The world is the place where life, in all its diversity, first emerged. It is the place where—subsequent to a long process cloaked in the mysteries of evolution—the human species as we know it today first came into being. It is also the place where that species built societies and the specific cultural model of the individual that makes them up. Thus the relationship between individuals and society, and the planet, is a relationship of origins—of communicating vessels that communicate internally as well as with one another. At times the relationship has been understood as external.

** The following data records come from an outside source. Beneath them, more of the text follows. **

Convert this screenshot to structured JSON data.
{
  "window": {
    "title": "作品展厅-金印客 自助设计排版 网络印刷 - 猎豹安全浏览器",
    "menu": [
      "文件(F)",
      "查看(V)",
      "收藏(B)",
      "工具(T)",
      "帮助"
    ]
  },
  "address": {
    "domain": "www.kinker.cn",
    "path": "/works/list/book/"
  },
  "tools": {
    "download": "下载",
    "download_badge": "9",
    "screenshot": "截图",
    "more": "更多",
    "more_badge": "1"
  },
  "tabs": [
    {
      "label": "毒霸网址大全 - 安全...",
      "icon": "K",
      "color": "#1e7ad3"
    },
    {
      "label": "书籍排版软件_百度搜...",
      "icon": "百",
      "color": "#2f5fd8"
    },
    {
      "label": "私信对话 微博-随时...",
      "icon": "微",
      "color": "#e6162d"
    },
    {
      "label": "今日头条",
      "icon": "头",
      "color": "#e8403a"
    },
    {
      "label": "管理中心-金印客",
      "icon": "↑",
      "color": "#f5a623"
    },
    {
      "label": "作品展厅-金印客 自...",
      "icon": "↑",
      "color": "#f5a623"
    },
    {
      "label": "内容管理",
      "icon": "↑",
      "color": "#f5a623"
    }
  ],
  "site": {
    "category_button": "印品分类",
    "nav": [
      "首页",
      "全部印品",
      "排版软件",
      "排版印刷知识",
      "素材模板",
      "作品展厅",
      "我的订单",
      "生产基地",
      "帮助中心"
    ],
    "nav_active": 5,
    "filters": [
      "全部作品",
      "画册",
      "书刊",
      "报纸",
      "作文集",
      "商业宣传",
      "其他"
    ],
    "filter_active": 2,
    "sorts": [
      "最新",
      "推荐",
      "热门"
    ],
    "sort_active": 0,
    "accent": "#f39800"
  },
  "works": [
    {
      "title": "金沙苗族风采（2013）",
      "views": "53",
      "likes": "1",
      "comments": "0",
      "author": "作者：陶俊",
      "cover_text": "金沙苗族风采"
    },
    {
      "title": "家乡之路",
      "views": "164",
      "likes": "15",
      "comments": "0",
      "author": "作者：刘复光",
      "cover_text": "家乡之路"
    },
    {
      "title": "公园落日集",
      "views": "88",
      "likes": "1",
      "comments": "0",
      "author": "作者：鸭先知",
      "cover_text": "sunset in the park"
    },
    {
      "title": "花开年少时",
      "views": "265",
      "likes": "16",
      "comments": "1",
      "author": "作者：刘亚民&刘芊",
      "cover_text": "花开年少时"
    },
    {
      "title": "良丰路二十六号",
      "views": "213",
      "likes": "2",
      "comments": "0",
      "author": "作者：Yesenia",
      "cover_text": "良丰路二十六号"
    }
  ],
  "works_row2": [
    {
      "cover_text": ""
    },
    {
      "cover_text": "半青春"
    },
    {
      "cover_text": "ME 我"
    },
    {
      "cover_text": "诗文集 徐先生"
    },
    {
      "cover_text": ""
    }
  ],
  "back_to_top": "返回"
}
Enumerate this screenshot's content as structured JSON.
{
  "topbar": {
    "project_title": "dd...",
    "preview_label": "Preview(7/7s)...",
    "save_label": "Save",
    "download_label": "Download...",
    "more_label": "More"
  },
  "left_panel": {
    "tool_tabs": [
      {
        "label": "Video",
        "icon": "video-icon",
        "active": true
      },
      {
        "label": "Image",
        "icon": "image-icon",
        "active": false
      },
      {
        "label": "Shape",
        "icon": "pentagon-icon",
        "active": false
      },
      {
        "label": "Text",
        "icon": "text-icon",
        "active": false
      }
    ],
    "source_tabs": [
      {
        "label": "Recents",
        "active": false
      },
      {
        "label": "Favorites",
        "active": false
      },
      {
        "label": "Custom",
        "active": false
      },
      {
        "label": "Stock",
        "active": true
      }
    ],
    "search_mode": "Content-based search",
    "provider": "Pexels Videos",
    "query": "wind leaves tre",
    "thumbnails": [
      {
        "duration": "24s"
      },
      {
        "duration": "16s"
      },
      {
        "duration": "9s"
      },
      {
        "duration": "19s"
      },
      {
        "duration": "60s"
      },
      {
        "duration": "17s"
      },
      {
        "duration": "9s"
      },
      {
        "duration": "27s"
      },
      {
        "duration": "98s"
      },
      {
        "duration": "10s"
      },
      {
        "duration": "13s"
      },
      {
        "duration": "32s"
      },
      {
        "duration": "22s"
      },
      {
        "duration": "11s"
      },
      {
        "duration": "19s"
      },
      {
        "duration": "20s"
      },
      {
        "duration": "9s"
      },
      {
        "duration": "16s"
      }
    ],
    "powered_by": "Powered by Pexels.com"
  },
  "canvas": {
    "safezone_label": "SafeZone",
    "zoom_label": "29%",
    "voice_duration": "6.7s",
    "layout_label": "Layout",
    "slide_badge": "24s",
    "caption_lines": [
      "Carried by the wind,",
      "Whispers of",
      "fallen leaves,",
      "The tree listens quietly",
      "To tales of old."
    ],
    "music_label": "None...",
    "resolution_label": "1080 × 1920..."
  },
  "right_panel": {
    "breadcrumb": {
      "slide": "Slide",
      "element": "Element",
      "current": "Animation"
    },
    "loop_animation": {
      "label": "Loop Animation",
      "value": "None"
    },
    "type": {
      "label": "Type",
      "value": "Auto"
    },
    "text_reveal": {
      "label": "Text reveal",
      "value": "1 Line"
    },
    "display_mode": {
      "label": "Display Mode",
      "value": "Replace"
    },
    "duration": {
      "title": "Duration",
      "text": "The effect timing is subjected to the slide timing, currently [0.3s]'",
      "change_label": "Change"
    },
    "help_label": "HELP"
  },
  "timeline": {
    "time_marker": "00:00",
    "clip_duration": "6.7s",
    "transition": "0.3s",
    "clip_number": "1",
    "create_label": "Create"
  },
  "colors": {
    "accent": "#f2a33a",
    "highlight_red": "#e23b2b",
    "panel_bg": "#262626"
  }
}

We—all of us—often speak of “man’s relationship to nature” or “society’s relationship to nature,” yet perhaps without realizing that life and conditions on the planet are an internal part of societies and individuals alike. 

What makes us human beings is not merely the relationship between our soma, psyches and society. Nature plays its part in human configuration as well. Some of our basic processes come from nature as, for example, when we eat, drink or breathe. Some of our basic economic processes—such as energy generation—are derived from the natural world. The places where we live were inherited: soil types and composition, lakes, lagoons, oceans, rivers, mountains, jungles and forests, etc.

A human-centered nature and natural world emerged from this relationship, along with certain “natured,” “world-based” societies and individuals. It is a normal, necessary process. But humankind’s actions have greatly (though not exclusively) altered this relationship, such that modes of human existence as we know them are in serious jeopardy, to a degree that goes beyond mere alarmism. Climate change—to name just one of this century’s important environmental challenges—now constitutes a “red alert” for human destiny. That is why we at the Fundación Pensar place special emphasis on climate issues—both in our actions and our thoughts—as well on the locus where we believe strategic actions to fight climate change can be realized: cities.